The Giants are saying they can make this right, just as they did before. Here are three matchups that likely will determine if they are able to get it done:
1. Giants RBs Brandon Jacobs and Ahmad Bradshaw vs. Packers OLBs Clay Matthews and Frank Zombo. This is no secret – the Giants must run the ball, if not to take command, then to put away the game (and this is one of the overlooked reasons they failed to finish off the Eagles). The Giants have rank 5th in the NFL in rushing (145 ypg) and it’s no coincidence that they failed to run for no more than 120 yards in each of their five losses.
The Packers are tied for 19th against the rush (117 ypg), primarily because they can be run at off the edges, where teams are averaging 5 yards per carry. Their outside linebackers often blitz and constantly try to get upfield in pass-rush mode out of their 3-4 scheme and the corners play a lot of man coverage, which reduces their ability in run support. Although Bradshaw has more “quicks” than Jacobs, don’t underestimate Jacobs’ ability to head to the races off tackle – they need to combine for at least 150 yards in this one for the Giants to win. Zombo has been limited by a sore knee, which would put Erik Walden in the lineup.
2. Packers QB Aaron Rodgers vs. Giants’ secondary. Rodgers has been cleared to play following his second concussion of the season, although backup Matt Flynn fired three TD passes in the loss to New England.

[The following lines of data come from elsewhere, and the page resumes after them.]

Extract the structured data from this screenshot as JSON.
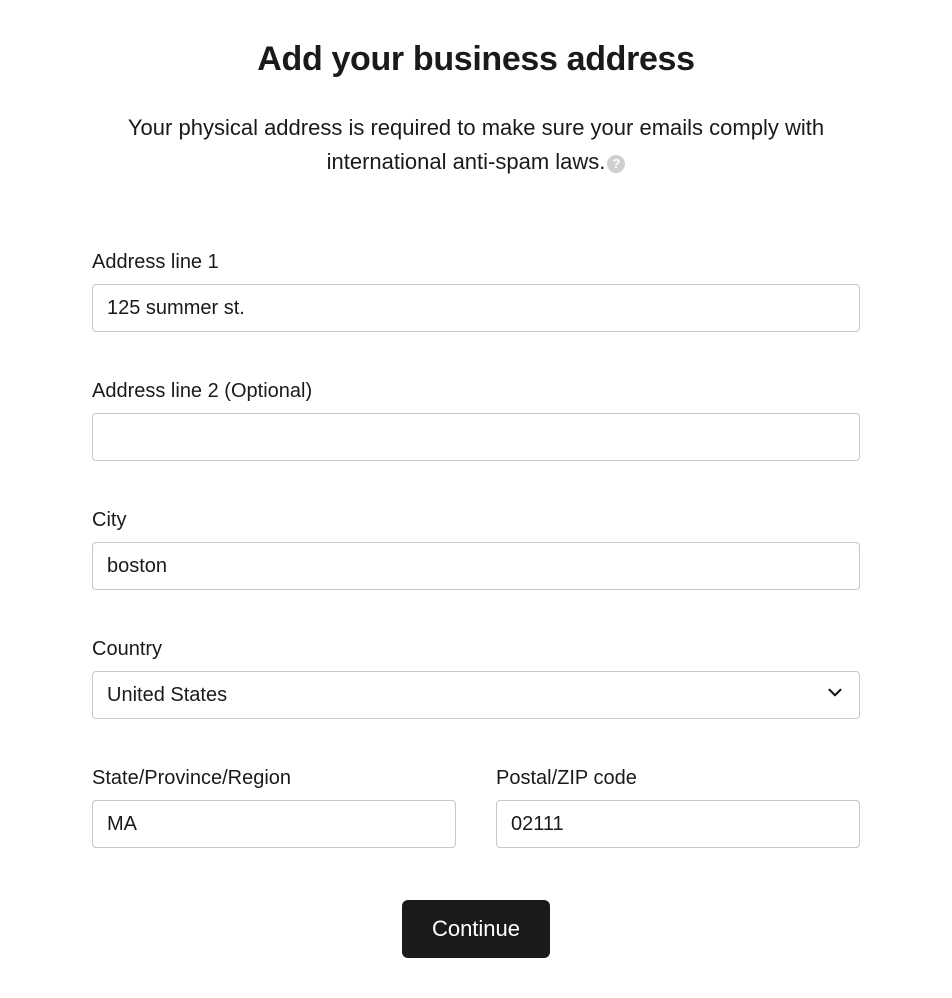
{
  "header": {
    "title": "Add your business address",
    "subtitle_part1": "Your physical address is required to make sure your emails comply with international anti-spam laws.",
    "help_glyph": "?"
  },
  "fields": {
    "address1": {
      "label": "Address line 1",
      "value": "125 summer st."
    },
    "address2": {
      "label": "Address line 2 (Optional)",
      "value": ""
    },
    "city": {
      "label": "City",
      "value": "boston"
    },
    "country": {
      "label": "Country",
      "value": "United States"
    },
    "state": {
      "label": "State/Province/Region",
      "value": "MA"
    },
    "postal": {
      "label": "Postal/ZIP code",
      "value": "02111"
    }
  },
  "actions": {
    "continue_label": "Continue"
  }
}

Rodgers operates one of the NFL’s most diverse passing attacks – the Packers have four players with at least 40 receptions – so it forces opponents to do plenty of heavy film work to determine the keys of this West Coast-style approach. Rodgers does not make many mistakes. He completed at least 70 percent of his throws in each of his past four games. Over his last six appearances, he’s thrown 11 touchdown passes with only one interception.
The low turnover total contradicts Rodgers’ habit of locking onto his first target, perhaps because of his accuracy. Greg Jennings (who has three 100-yard games in the past month) has caught 11 of his Rodgers’ 23 scoring strikes and watch for the deep ball down the right sideline – the Packers rank fourth in the NFL with 44 such attempts. The Giants’ secondary needs to make Rodgers pay for any errant throws with an interception.
3. Giants P Matt Dodge vs. Packers’ punt-block unit. There is no way to know how the inconsistent rookie will react to the pressure of this game, especially since he said he’s never punted in the sub-20 degree weather that’s expected in Green Bay. PK Lawrence Tynes revealed he received a deep black bruise on his kicking foot from when he booted the Giants to an overtime victory at Lambeau in the 2007 NFC Championship game. The ball will be slick, hard and will react differently than what he’s accustomed to – and you have to think the Packers will be rushing hard to try to rattle him.
The only thing the Giants have come to expect from Dodge is the unexpected – he’s logged stats in the categories of fumbles, blocks and punts returned for touchdowns. Dodge needs to take these worries out of the game so that it may be decided from scrimmage rather than on a fluke play from the special teams.
PREDICTION: Giants 20, Packers 17
PREDICTION RECORD: 9-5 (7-7 vs. the spread)